But in trying to do that, it demonstrates something else: the most popular content on Facebook is often terrible, recycled generic memes.
It’s not necessarily surprising that reposting already popular memes is getting views on Facebook, but “it’s imperative to monitor where the attention gathered from this content is directed” to catch attempts to direct that attention to fraud, extremism and misinformation, says Karan Lala, a fellow and managing editor at the Integrity Institute, an organization founded by former employees of Facebook’s integrity team to research and advise the public about the inner workings of social media platforms. Lala recently published a study on the spam economy on Facebook.

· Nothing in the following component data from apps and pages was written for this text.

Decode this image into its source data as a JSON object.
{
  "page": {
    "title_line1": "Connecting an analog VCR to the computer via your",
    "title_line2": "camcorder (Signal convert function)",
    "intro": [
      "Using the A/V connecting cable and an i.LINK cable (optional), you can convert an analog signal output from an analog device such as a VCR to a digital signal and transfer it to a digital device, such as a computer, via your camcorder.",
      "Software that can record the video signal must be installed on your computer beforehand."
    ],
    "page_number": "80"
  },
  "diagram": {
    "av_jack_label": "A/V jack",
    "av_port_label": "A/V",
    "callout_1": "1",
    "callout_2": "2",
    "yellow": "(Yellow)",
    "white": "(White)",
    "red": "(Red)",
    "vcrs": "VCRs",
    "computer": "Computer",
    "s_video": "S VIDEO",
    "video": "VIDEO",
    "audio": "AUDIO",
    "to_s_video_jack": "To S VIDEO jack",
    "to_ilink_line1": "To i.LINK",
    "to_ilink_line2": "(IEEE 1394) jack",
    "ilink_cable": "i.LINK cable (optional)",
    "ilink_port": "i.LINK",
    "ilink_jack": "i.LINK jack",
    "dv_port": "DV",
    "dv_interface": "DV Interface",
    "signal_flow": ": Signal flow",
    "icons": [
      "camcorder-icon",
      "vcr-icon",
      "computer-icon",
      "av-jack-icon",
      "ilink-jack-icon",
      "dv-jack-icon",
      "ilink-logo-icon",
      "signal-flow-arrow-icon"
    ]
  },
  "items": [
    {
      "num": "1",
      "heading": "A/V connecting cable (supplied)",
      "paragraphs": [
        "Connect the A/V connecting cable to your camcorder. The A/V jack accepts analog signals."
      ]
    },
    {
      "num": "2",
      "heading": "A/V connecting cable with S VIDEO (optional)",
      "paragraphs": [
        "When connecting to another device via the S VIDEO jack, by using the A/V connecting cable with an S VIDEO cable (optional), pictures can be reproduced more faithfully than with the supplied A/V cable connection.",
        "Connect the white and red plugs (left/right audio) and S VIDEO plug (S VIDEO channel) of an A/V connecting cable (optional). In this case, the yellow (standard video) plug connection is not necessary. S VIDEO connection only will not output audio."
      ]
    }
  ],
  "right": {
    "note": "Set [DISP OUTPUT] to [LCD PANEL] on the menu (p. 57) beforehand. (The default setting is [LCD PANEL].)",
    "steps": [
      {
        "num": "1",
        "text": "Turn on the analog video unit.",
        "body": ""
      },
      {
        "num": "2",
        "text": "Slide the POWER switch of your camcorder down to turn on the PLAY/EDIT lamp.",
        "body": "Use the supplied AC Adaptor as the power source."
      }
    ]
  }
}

The top 20 posts by Facebook views in the latest report are overwhelmingly reposted memes that were originally created for other platforms. Many of the pages responsible for them belong to viral Instagram accounts with names like Ideas365 or Factsdailyy. There are two meme reposts in support of Johnny Depp on the list, with nearly 100 million views between them. Two of the top 20 most viewed posts are not listed in the report because Meta removed them for violating its intellectual property policies or inauthentic behavior.
The main issue here isn’t necessarily one of safety: Facebook’s most popular content feels more like boom bait than something designed to attract engagement from the younger audience Meta is courting. But as Lala points out, relatively benign meme accounts and potentially harmful accounts that post memes to draw attention to somewhere in particular are hard to distinguish on the surface.
Ideas365 and Factsdailyy initially seem similar: both are meme accounts on Instagram that get massive amounts of views on Facebook. They each post about half a dozen short videos a day. Their content is general. But upon closer inspection, Lala noted some key differences: Factsdailyy’s bio includes contact information, and each post credits the source of the meme it’s reposting. At a glance, this account is probably just a regular old meme account.
In contrast, Ideas365—the page that posted Family feud video at the top of Facebook’s most-viewed list this quarter — driving traffic to a site selling courses to make money selling stuff on Amazon. Although the account credits the source of some memes, it uses the attention those memes attract to promote questionable services. His featured stories advertise a “mentorship” program that promises to teach students how to create automated Instagram accounts for profit. “The user behind the account mentions that he owns over 250 themed Instagram pages and earns ‘hundreds of thousands a month’ from his phone. It’s also full of show-off videos of the user’s many luxury cars,” Lala added.
Of course, there’s nothing wrong with being a spam meme page. The harm here isn’t that the account uses short Meta videos to get people to sign up for an expensive course, Lala says: “As election season approaches, it’s important to note that this attention can be just as easily targeted to misinformation or other harm using such tactics. Last year, the MIT Technology Review revealed the extent to which global content farms are adept at using Meta’s proprietary incentive structures to profit directly from popular content, whether it’s celebrity breakup memes or disinformation about a controversial issue.
Meta also provides data on the most viewed external links and domains. In that report, five of the top 20 links were removed for inauthentic behavior (the top link was, of course, to TikTok). And the list of the most widely viewed domains — perhaps the part of this report designed to counter CrowdTangle’s data most directly — shows a mix of competitors like YouTube and TikTok, major news sites and GoFundMe.